#### Supplied records

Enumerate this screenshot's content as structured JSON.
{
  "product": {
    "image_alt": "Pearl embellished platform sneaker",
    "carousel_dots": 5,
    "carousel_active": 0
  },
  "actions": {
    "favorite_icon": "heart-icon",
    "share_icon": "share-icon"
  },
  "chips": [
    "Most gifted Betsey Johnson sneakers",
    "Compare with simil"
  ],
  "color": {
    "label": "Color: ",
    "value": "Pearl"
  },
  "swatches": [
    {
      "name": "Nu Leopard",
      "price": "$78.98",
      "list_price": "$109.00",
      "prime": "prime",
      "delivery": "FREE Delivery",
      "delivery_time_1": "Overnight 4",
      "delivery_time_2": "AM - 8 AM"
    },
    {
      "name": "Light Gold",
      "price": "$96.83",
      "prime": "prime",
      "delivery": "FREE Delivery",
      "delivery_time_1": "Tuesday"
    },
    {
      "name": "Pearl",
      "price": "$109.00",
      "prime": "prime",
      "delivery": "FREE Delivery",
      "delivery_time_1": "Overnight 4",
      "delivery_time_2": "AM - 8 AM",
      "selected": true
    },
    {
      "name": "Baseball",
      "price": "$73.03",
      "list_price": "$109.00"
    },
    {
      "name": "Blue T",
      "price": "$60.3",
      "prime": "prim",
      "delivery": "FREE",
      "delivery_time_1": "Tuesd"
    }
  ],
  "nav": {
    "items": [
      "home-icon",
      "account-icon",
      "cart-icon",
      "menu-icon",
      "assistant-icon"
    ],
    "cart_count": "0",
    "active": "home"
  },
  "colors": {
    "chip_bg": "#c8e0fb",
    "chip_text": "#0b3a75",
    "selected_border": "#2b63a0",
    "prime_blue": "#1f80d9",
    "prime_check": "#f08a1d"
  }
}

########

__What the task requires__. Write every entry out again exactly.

__Solution below__.
Enumerate this screenshot's content as structured JSON.
{
  "product": {
    "image_alt": "Pearl embellished platform sneaker",
    "carousel_dots": 5,
    "carousel_active": 0
  },
  "actions": {
    "favorite_icon": "heart-icon",
    "share_icon": "share-icon"
  },
  "chips": [
    "Most gifted Betsey Johnson sneakers",
    "Compare with simil"
  ],
  "color": {
    "label": "Color: ",
    "value": "Pearl"
  },
  "swatches": [
    {
      "name": "Nu Leopard",
      "price": "$78.98",
      "list_price": "$109.00",
      "prime": "prime",
      "delivery": "FREE Delivery",
      "delivery_time_1": "Overnight 4",
      "delivery_time_2": "AM - 8 AM"
    },
    {
      "name": "Light Gold",
      "price": "$96.83",
      "prime": "prime",
      "delivery": "FREE Delivery",
      "delivery_time_1": "Tuesday"
    },
    {
      "name": "Pearl",
      "price": "$109.00",
      "prime": "prime",
      "delivery": "FREE Delivery",
      "delivery_time_1": "Overnight 4",
      "delivery_time_2": "AM - 8 AM",
      "selected": true
    },
    {
      "name": "Baseball",
      "price": "$73.03",
      "list_price": "$109.00"
    },
    {
      "name": "Blue T",
      "price": "$60.3",
      "prime": "prim",
      "delivery": "FREE",
      "delivery_time_1": "Tuesd"
    }
  ],
  "nav": {
    "items": [
      "home-icon",
      "account-icon",
      "cart-icon",
      "menu-icon",
      "assistant-icon"
    ],
    "cart_count": "0",
    "active": "home"
  },
  "colors": {
    "chip_bg": "#c8e0fb",
    "chip_text": "#0b3a75",
    "selected_border": "#2b63a0",
    "prime_blue": "#1f80d9",
    "prime_check": "#f08a1d"
  }
}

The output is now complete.